“Jekyll and Hyde” has claimed dozens of theater award nominations (winning six) and touring internationally. The most recent Broadway revival ran in 2013, and a film adaptation of the popular musical is currently in the works.
Produced and directed at Laurel Mill Playhouse by Maureen Rogers and Michael Hartsfield, respectively, with music direction by Mimi McGinniss, “Jekyll and Hyde” fills the pulsing Playhouse to the rafters.
The minimalist black set designed by Hartsfield easily accommodates a lively cast choreographed by Brook Urquhart and Ilene Chalmers.

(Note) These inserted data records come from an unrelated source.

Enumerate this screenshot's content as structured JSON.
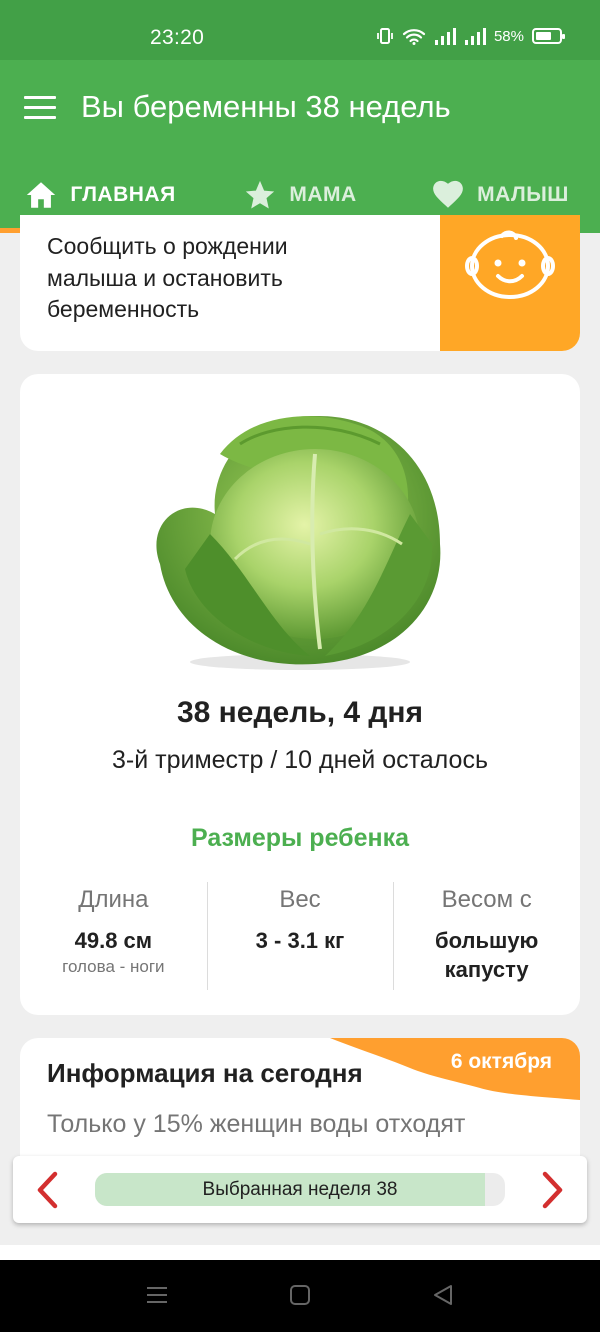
{
  "status_bar": {
    "time": "23:20",
    "battery_label": "58%",
    "battery_level": 0.58
  },
  "app_bar": {
    "title": "Вы беременны 38 недель"
  },
  "tabs": [
    {
      "label": "ГЛАВНАЯ",
      "icon": "home-icon",
      "active": true
    },
    {
      "label": "МАМА",
      "icon": "star-icon",
      "active": false
    },
    {
      "label": "МАЛЫШ",
      "icon": "heart-icon",
      "active": false
    }
  ],
  "report_card": {
    "text": "Сообщить о рождении малыша и остановить беременность",
    "icon": "baby-face-icon"
  },
  "week_card": {
    "image": "cabbage-image",
    "title": "38 недель, 4 дня",
    "subtitle": "3-й триместр / 10 дней осталось",
    "sizes_title": "Размеры ребенка",
    "metrics": [
      {
        "label": "Длина",
        "value": "49.8 см",
        "note": "голова - ноги"
      },
      {
        "label": "Вес",
        "value": "3 - 3.1 кг",
        "note": ""
      },
      {
        "label": "Весом с",
        "value": "большую капусту",
        "note": ""
      }
    ]
  },
  "info_card": {
    "title": "Информация на сегодня",
    "date": "6 октября",
    "text": "Только у 15% женщин воды отходят"
  },
  "week_selector": {
    "label": "Выбранная неделя 38",
    "progress": 0.95
  },
  "colors": {
    "primary": "#4caf50",
    "status_bar": "#42a047",
    "accent": "#ffa726",
    "ribbon": "#ff9f2f",
    "arrow": "#d32f2f"
  }
}
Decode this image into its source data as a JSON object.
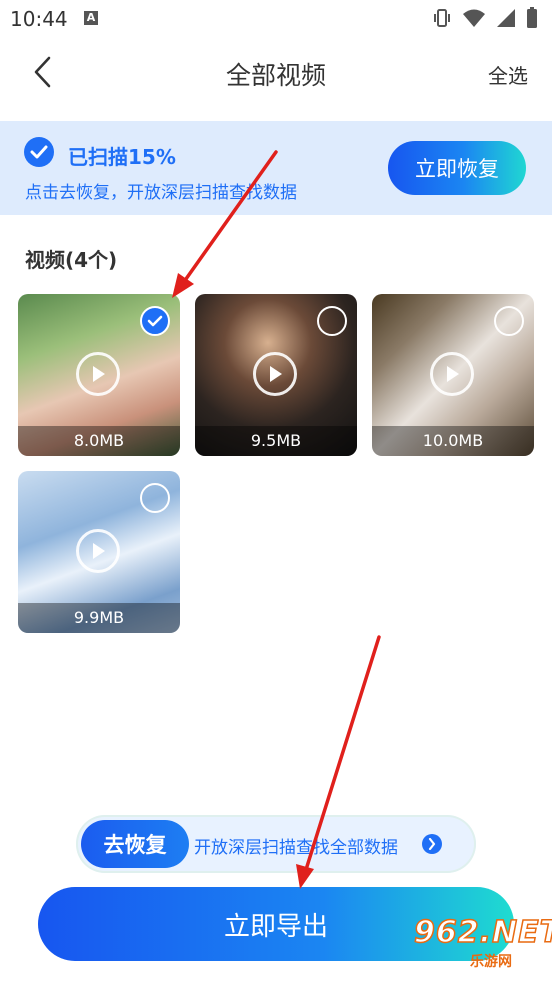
{
  "status_bar": {
    "time": "10:44",
    "notification_letter": "A",
    "icons": [
      "vibrate-icon",
      "wifi-icon",
      "signal-icon",
      "battery-icon"
    ]
  },
  "header": {
    "title": "全部视频",
    "select_all_label": "全选",
    "back_icon": "chevron-left-icon"
  },
  "scan_banner": {
    "title": "已扫描15%",
    "subtitle": "点击去恢复，开放深层扫描查找数据",
    "button_label": "立即恢复",
    "progress_percent": 15
  },
  "video_section": {
    "title": "视频(4个)",
    "items": [
      {
        "size": "8.0MB",
        "selected": true
      },
      {
        "size": "9.5MB",
        "selected": false
      },
      {
        "size": "10.0MB",
        "selected": false
      },
      {
        "size": "9.9MB",
        "selected": false
      }
    ]
  },
  "promo": {
    "button_label": "去恢复",
    "text": "开放深层扫描查找全部数据"
  },
  "export_button_label": "立即导出",
  "watermark": {
    "logo": "962.NET",
    "sub": "乐游网"
  },
  "colors": {
    "accent": "#1f6ff6",
    "banner_bg": "#deebfd",
    "annotation_arrow": "#e0201c"
  }
}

A blood-red color theme in lighting illuminates a sketch of Leonardo da Vinci’s “Vitruvian Man” on the upstage wall flat, where black curtains open to reveal Jekyll’s laboratory. The symbolic color also threads visually to a plush chair, laboratory props and to some of Marge McGugan’s striking 19th-century costumes.
Lead costumer McGugan — assisted by Lynn Kellner, Brianna Scheeler, Mary Wakefield and Sascha Nelson — delivers on the promise made by outdoor promo photos of beautifully costumed characters.

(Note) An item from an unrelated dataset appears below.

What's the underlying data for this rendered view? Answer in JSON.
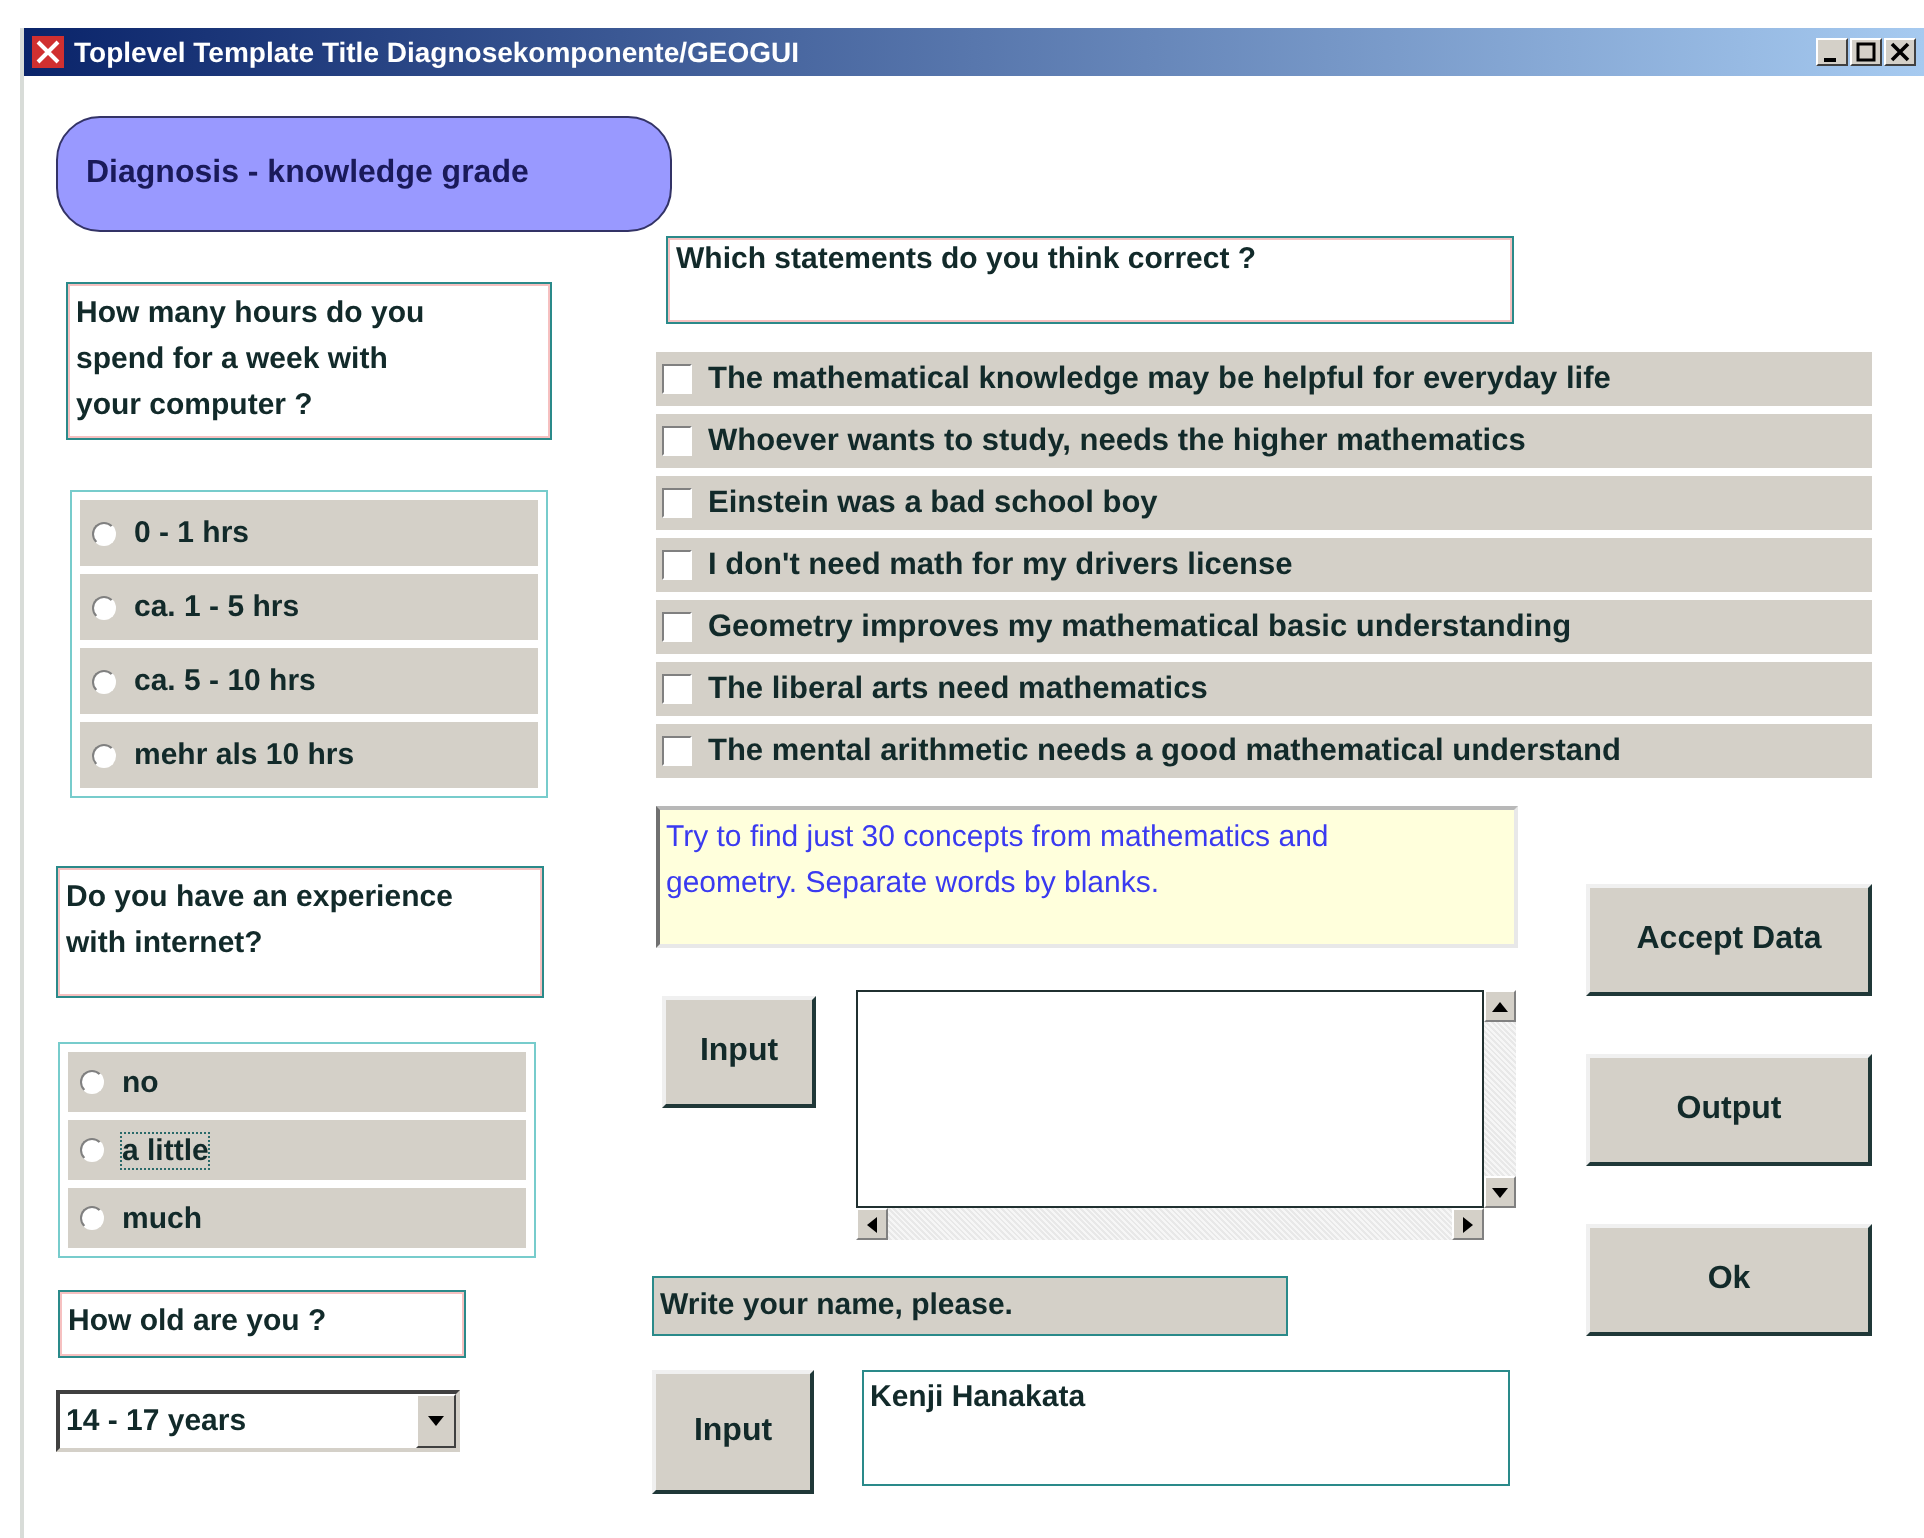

Other carefully executed details — the newspaper props brandished by the ensemble after each murder, delicious death scenes, excellent timing during and between scenes and McGinniss’ live piano accompaniment — add to a visually and musically exciting production.
As the lights rise, Henry Jekyll (played by Gary Eurice), his future father-in-law (Kevin Wilson as Sir Danvers Carew) and best friend/lawyer (Brett Rohrer as John Utterson) step back in time to an insane asylum where Jekyll’s father (Patrick Pase) lies comatose.
Jekyll espouses his belief that evil is the root of his father’s insanity. In “I Need to Know,” he sings compassionately about yearning to discover how good and evil coexist in every man, and how to purge the evil to cure mental malaise.
Enter the ensemble to highlight the hypocrisy of all members of society in “Façade” and the pendulum between good and evil begins to swing.
When Simon Stride (Joe Downs), Sir Danvers Carew (Wilson) and the Board of Governors (Chalmers, Jill Vanderweit, Brandon Seehoffer, Lenny Dinerman and Michael Safko) vote down “Jekyll’s Plea” to use a formula he’s invented to test his theory on a patient, the doctor drinks it himself and conjures his alternate personality, the evil Hyde.
And the nightmare begins.
Eurice is mesmerizing as Jekyll/Hyde, defining both characters with all the contrast, passion and physicality the lead role requires; very little suspension of disbelief is needed to accept Jekyll as unrecognizable when he appears as the monster.
His near flawless vocal performances, including “This is the Moment” and “Lost in the Darkness,” are always standouts.
And the chemistry Jekyll/Hyde creates with his ladies, Emma and Lucy, is captivating.
As Jekyll’s fiancé, Emma, Malarie Zeeks seemed a little out of her vocal comfort zone in the soprano role Saturday night. But she has a pleasing voice — her performance of “Take Me as I Am” with Eurice is charming — and the strong, ingenuous and genuine character she delivers breaks hearts.
As the gentle prostitute befriended by Jekyll and terrorized by Hyde, Chelsea Paradiso as Lucy owns every song she sings and every moment she’s on stage. Her consistently soulful, standout performances include lovely numbers such as “Someone Like You” and “A New Life.”
Veteran actors Rohrer and Wilson also act and sing very well in their pivotal roles.
Hartsfield has assembled a delightful, eclectic ensemble — Curt Somers (who also appears as Spider), Ronald Araujo (Poole), Emily Simmons (Bisset), Delaney McGinnis (Newsboy), Pase (Patient), Robert Cicconetti, Taylor Cusak, Marge McGugan, Leslie Robinson, Megan Safko and Miranda Snyder — to create color and comic relief.
Together, they shine in song and dance, but particularly when creating a spine-chilling surprise in Somers’ solo, “Façade — Reprise 2 (Spider’s Song).”
“Jekyll and Hyde” continues through May 19 Laurel Mill Playhouse, 508 Main St., with Friday and Saturday performances at 8 p.m. and Sunday matinee performances May 12 and 19 at 2 p.m. General admission is $22; seniors 65 and older pay $17. For tickets, go to laurelmillplayhouse.org.